An even greater problem was the dire state of the Soviet military.  Aside from the KGB-controlled border guards, the various special forces, and the ballistic rocket detachments, the Soviet army’s morale was fatally undermined by a problem known as dedovshchina—“the grandfather system.”  This phenomenon is best described as a mixture of extremely violent hazing and prison-like brutality.  Conscripts who completed more than a year of their mandatory two-year service were known as the “grandfathers” and forced new conscripts to clean the barracks; hand over food, money, and cigarettes; and clean and mend the uniforms of the “grandfathers.”  Brutal beatings, humiliation, and even sexual attacks were employed against new conscripts who refused to go along.  Many officers actually encouraged the brutality by outsourcing disciplinary functions to the “grandfathers” in the same manner that prison guards encourage and support brutal jailhouse gangs as a means of better controlling the convicts.  The situation was exacerbated by the Soviet military’s lack of professional NCOs who could boost morale and bolster discipline.  Instead, Soviet sergeants were simply longer-serving conscripts that were hustled through an inadequately brief months-long course.
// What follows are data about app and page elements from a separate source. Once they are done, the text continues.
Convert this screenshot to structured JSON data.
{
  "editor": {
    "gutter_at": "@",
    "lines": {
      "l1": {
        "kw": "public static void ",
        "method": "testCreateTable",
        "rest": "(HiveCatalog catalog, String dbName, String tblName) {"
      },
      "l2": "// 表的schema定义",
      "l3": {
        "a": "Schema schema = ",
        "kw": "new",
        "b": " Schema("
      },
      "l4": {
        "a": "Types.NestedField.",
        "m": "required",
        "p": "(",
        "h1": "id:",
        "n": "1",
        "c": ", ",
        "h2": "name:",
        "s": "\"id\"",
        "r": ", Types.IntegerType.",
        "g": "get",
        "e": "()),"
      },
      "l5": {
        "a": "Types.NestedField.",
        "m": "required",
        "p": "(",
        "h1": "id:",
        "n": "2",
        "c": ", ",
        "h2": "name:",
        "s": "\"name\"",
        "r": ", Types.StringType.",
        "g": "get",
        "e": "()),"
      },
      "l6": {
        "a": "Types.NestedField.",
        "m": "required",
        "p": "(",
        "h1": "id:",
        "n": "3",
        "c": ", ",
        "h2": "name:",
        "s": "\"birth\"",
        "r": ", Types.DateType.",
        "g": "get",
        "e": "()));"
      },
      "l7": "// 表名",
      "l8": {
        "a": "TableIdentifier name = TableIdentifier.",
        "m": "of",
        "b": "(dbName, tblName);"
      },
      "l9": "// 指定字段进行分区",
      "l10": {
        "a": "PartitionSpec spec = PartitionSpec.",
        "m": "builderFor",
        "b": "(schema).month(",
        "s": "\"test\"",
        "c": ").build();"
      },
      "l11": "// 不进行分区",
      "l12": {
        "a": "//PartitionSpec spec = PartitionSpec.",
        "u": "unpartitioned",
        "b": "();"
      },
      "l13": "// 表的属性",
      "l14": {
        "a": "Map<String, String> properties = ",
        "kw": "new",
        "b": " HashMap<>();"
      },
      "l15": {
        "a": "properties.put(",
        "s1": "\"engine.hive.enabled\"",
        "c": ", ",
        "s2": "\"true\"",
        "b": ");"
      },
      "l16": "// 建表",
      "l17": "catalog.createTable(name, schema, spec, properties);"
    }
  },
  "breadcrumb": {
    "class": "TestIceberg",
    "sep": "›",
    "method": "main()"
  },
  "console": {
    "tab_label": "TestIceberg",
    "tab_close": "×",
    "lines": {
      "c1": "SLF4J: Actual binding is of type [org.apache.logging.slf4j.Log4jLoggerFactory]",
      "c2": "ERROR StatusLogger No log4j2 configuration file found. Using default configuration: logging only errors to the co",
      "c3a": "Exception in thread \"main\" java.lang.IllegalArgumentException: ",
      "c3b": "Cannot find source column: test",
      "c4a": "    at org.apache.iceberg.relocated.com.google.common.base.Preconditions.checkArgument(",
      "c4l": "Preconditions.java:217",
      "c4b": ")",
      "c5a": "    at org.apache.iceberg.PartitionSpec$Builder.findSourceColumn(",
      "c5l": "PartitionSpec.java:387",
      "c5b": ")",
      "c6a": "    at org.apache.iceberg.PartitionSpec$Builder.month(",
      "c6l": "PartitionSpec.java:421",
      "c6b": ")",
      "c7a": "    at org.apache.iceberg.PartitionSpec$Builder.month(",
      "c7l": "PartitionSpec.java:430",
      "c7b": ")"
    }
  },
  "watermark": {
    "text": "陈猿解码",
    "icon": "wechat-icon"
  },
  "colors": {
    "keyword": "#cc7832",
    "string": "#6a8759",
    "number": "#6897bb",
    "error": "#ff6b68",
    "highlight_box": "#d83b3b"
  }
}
Another problem was the appalling state of the 40th Army’s medical services.  More than three quarters of Soviet soldiers in Afghanistan were hospitalized, 69 percent of them because of disease—mostly hepatitis, but also malaria, typhoid, and cholera.  Braithwaite asserts that “at any given moment up to a quarter, perhaps even a third, of the 40th Army was incapacitated by disease” and that, even during World War II, Soviet military medical services were in better shape.

Braithwaite’s flowing narrative succeeds best in its descriptions of the combat operation and daily life of the Soviets in Afghanistan.  There are stories of bravery and self-sacrifice, as when, in 1988, a mere 39 Soviet paratroopers held off hundreds of Islamic rebels, including Arab volunteers from the elite Black Storks unit on a hilltop near Gardez, or when a few dozen malnourished Soviet and Afghan army POWs took over the Badaber prison-fortress in Pakistan and repulsed hundreds of mujahideen and Pakistani soldiers before the prison was pulverized by rockets and artillery.  There were also instances of appalling brutality, as when 11 soldiers led by a senior lieutenant raped several women and killed them and a number of children and old men in a village outside of Jalalabad in 1981.  In a remarkable display of military honor, the chief Soviet military advisor in Afghanistan refused the demands of the KGB and the Ministry of Defense to sweep this atrocity under the rug, apologized to the Afghan leadership, and together with them forced Brezhnev to punish the culprits severely.  The perpetrators were either shot or given long terms of imprisonment, the brigade’s commander was reprimanded, and only the brigade’s glorious record in World War II prevented it from being disbanded.

(Another story, told to the author by an unnamed Soviet officer, is an excellent example of the eerie reality of the Afghan War.  The officer was being treated in a Kabul hospital for a simultaneous infection of typhus, cholera, and hepatitis.  After his discharge, he started a relationship with the nurse who looked after him.  His jealous comrades told him that the nurse liked to draw portraits of all of her military boyfriends and hang them on her wall,  and that all three of the officer’s predecessors were killed in action as soon as she had finished the portraits.  The nurse began to draw his portrait, too, but never finished it.  He was wounded, but survived.)

In conclusion, Braithwaite emphasizes how the Afghans today compare the Russians favorably with the subsequent invaders of their country.  He praises the pragmatic Mohammed Najibullah, the last pro-Soviet president, who was brutally murdered by the Taliban, as the equal of Zahir Shah, while dismissing the hapless Karzai as a mere puppet.  A rebel commander from Herat who became a regional police chief under Karzai told Braithwaite that, had Najibullah come to power in 1979 rather than in 1986, Afghanistan would not have collapsed.


[Afgantsy: The Russians in Afghanistan 1979-1989, by Rodric Braithwaite (New York: Oxford University Press) 432 pp., $29.95]